Inept Politicians in The Sandpit of Parliament
This past week of events highlighted by the very vocal and visual reaction of students (COBUS) at The College of The Bahamas has shown the deplorable state of our country and the ineptitude of our politicians to come out with a definitive strategy to improve the status of Bahamians, especially that of the youth.
COBUS has demonstrated its dissatisfaction with the status quo and is making a demand for improved opportunities in education while lamenting the poor state of finances of the average Bahamian in our society. It is essential that the young must be able to participate in development and growth towards a mature society.
This has been supported by previous statements in the press by Olivia Saunders, calling for full university status for the college; Dame Ivy Dumont, exposing the exploitation of a dependent consumer on the poor service offered by our essential utilities; and Arinthia Komolafe in her call for increased opportunities for the ordinary Bahamian to actively participate in the country’s growth and development.
Forty-five years after majority rule, Bahamians are still dependent on a poor public educational system that equips school leavers to employment in the most basic subservience to a foreign-led investment strategy where the political elite make arbitrary decisions that do not foster genuine homegrown ideas that benefit the welfare of Bahamians. The leadership demonstrated by business and religious institutions only highlights this trend. The result is a populace totally dependent and unable to rise to a level of self-determination necessary for the mature development of our society.
On the surface, our high GDP indicates a wealthy country that benefits its people. In fact the reality presents a different picture where the wealth is transferred laterally across the top professional levels of medical, financial and law practitioners with very little filtering down to the mass of the population. The present recession has shown the inability of the ordinary Bahamian to survive without the vagaries of reliance on foreign investment. As a result, many have lost their whole investment and future, with no chance of restitution.
Real opportunities for the youth to fully develop into mature and independent individuals do not exist – this being expressed by the increasing number of our youth who seek employment abroad rather than invest their skills in a static and manipulated economy that shows no real growth and development.
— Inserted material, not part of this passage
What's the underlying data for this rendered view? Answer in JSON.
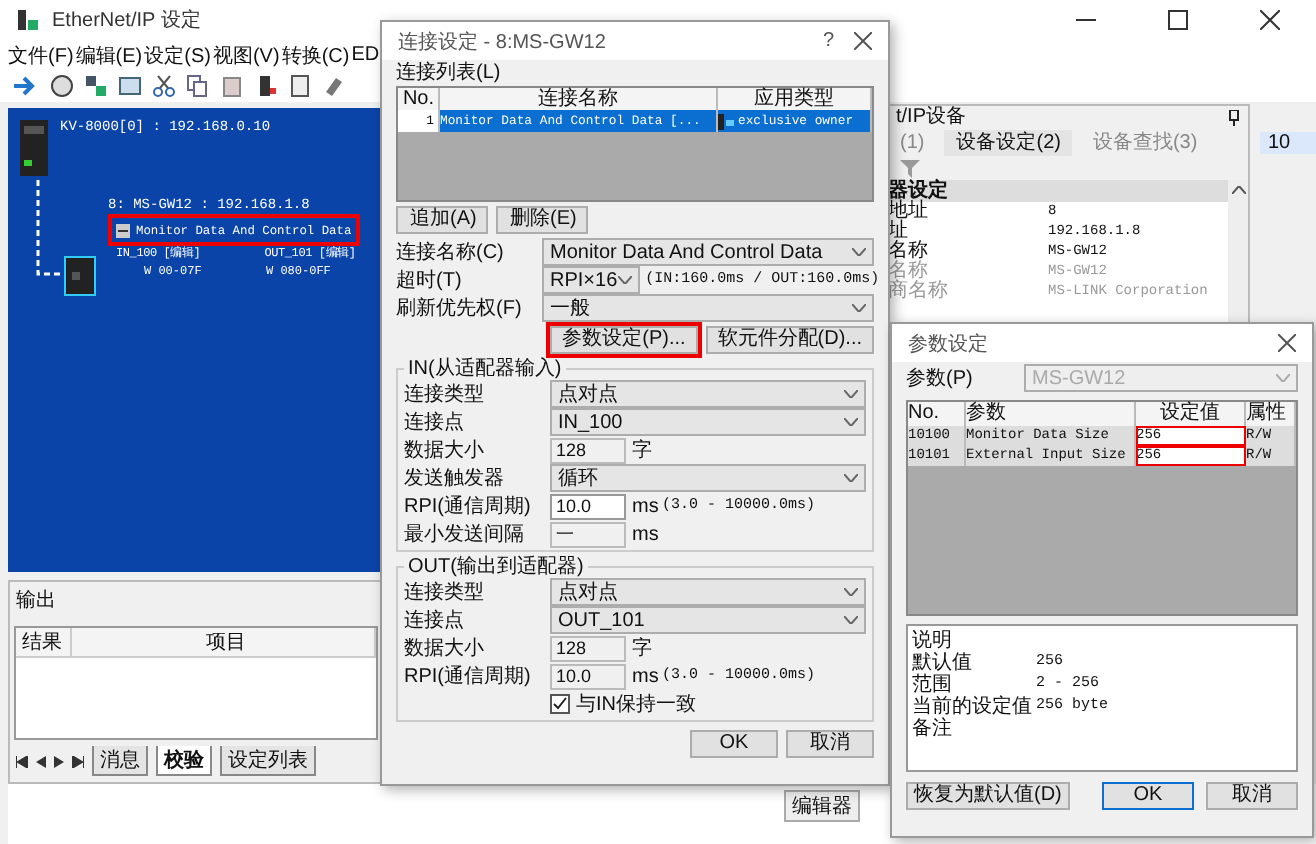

Many of those who do remain invest their energies in the drug and gang culture where they are afforded some sort of fleeting survival. The recent proposal for the formation of the Small and Medium Size Enterprise Agency (SMEDA), in my opinion, is a clever way of renaming a failed Bahamas Development Bank that gives no real thought to new strategies for entrepreneurial encouragement and the development of lower turnover businesses into successful ventures.
Education is the key to instituting a qualified and capable workforce that has the ability to participate and contribute to a healthy community where wealth is so much more than the accumulation of material and consumer products. The recent proposals by the government to cut into the education budget for our young people will only magnify the inability of the young to accede to a much better quality of life, with no chance of becoming independent, free thinking individuals, who can contribute to a healthy society.
It is high time that the political class stops playing games in “the sandpit of Parliament” and as a mature leadership direct their energies toward a realistic national development program where every member of society is able to contribute and to so also benefit.
Wasteful and frivolous expenditure from the public purse must stop, and investment in essential services must be worked out so that the country as a whole can grow and mature into a strong and stable nation.
I fully support the demands of our youth and call on the government, with all parties and partisans, to reexamine its strategies and come up with a long-term plan that will benefit all Bahamians.
As Komolafe so ably postulated: “The youth have come looking for The Bahamas.”
By: JF Hedden